Ninzizi, a Burundi refugee who is mute and has mental illness (c) Ben Small/HelpAge International
Something exceptional is taking place in London on 24th July: the first ever Global Disability Summit.
Co-hosted by the UK and Kenya Governments and the International Disability Alliance, the summit calls attention to the long-neglected rights of people with disabilities. Organisers and delegates hope to mobilise new global and national commitments on disability, while showcasing good practice, innovation and evidence from across the world.
So why is this so important for older people in the countries where we work? Nothing could be simpler to understand: the Global Disability Summit is about people of all ages.
Here are some helpful reminders: globally, people over the age of 60 account for at least 38% of the population living with disabilities. In developing countries, this figure jumps to over 43%. According to the World Health Organization and the World Bank, the prevalence of disability also increases significantly with age. Crucially, the experience of disability in later life is gendered, with a much higher number of women living longer with disability then men.
When we talk about people with disability who are older, it is important to remember that there is a huge diversity of experience. There are older people living with disability from birth, and others who have acquired disability as they grow older. There are older people living with dementia, and those who live with mobility, sight or hearing impairments. And of course, your experience of disability varies enormously if you are wealthy or poor.
The common experience of people living with disability at any age is stigma and discrimination, which is why the Global Disability Summit is so important. People with disability have been marginalised in society for so long, and being older with disability can make you more invisible still.
All too often, we cease to see an older person with disability as a person. Our perceptions of older age can cause us to think of a person in later life as being less capable, or even as having less worth in society. This means that their needs can be overlooked at times of humanitarian crisis, or the contributions that they make to their family and community can be ignored so they are left out of development programmes.
So, how do we respond?

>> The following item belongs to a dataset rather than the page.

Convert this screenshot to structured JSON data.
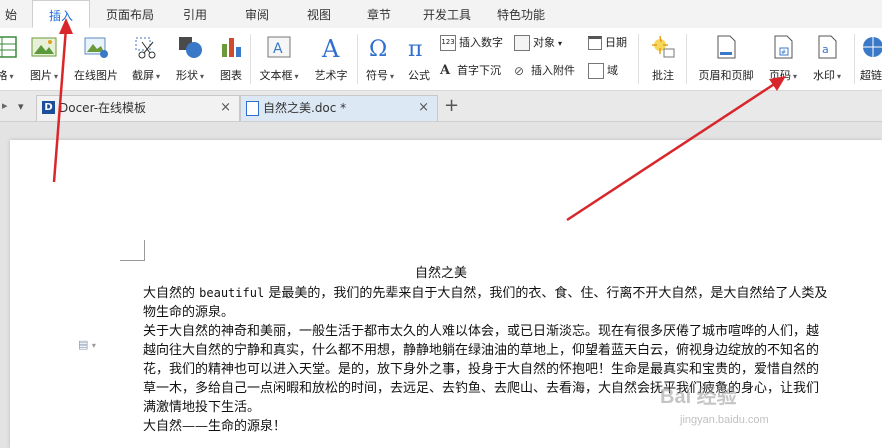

Key to our response are three things that go right to the core of what the Global Disability Summit is trying to achieve: raise awareness, set standards and include people themselves.
Raising awareness of the experience and rights of people with disability who are older requires data and evidence about what is happening throughout a person’s life course. This is a key part of the Sustainable Development Goals commitment to leave no one behind, but international data collection and analysis on later life is very weak. Many measures stop at the age of 49, or others clump all people over the age of 60 into one homogeneous group. The new UN Statistics Commission Titchfield City Group is a promising step forward to finding ways to close some of these gaps.
Setting standards is hugely important because no single agency can respond alone to the enormous needs being faced by older people with disability. This is particularly true in emergencies, where humanitarian actors frequently overlook the needs of older people with disability, and is why the Humanitarian inclusion standards for older people and people with disabilities (HIS) are so important. Now part of the globally recognised Sphere Humanitarian Standards Partnership, the HIS give guidance and practical advice to organisations and people working on the ground in these difficult contexts.
Setting standards is also about the legal rights of older people with disability. The Convention on the Rights of Persons with Disability (CRPD) was ground-breaking in securing awareness of the rights of people with disability and clarifying the ways in which society must go about protecting their rights. While CRPD includes people with disability of all ages, it does not cover the rights of older people without disability.
This is why we are urging UN member states to begin the process of drafting a new human rights convention on the rights of older persons, that does for all older people what CRPD does for those living with disability. We are convinced that a convention can be a catalyst for strengthening the rights of older people with disability by tackling issues head-on, such as age discrimination, that are not covered in other international human rights treaties.
Finally, including older people is integral to our work. We work with and alongside older people’s associations, many of whose members live with disability, and disabled people’s organisations. We also help older people to give voice to their own concerns through our Age Demands Action campaign.
Our partners and the older people we work with want us to put the disability anthem “nothing about us, without us” into practice. We expect nothing less of the Global Disability Summit and hope that it will truly be a platform for amplifying the rights of people with disability of all ages.
This blog was co-authored by Ken Bluestone, Head of Policy and Influencing, Age International, and Diana Hiscock, Global Disability Advisor, HelpAge International.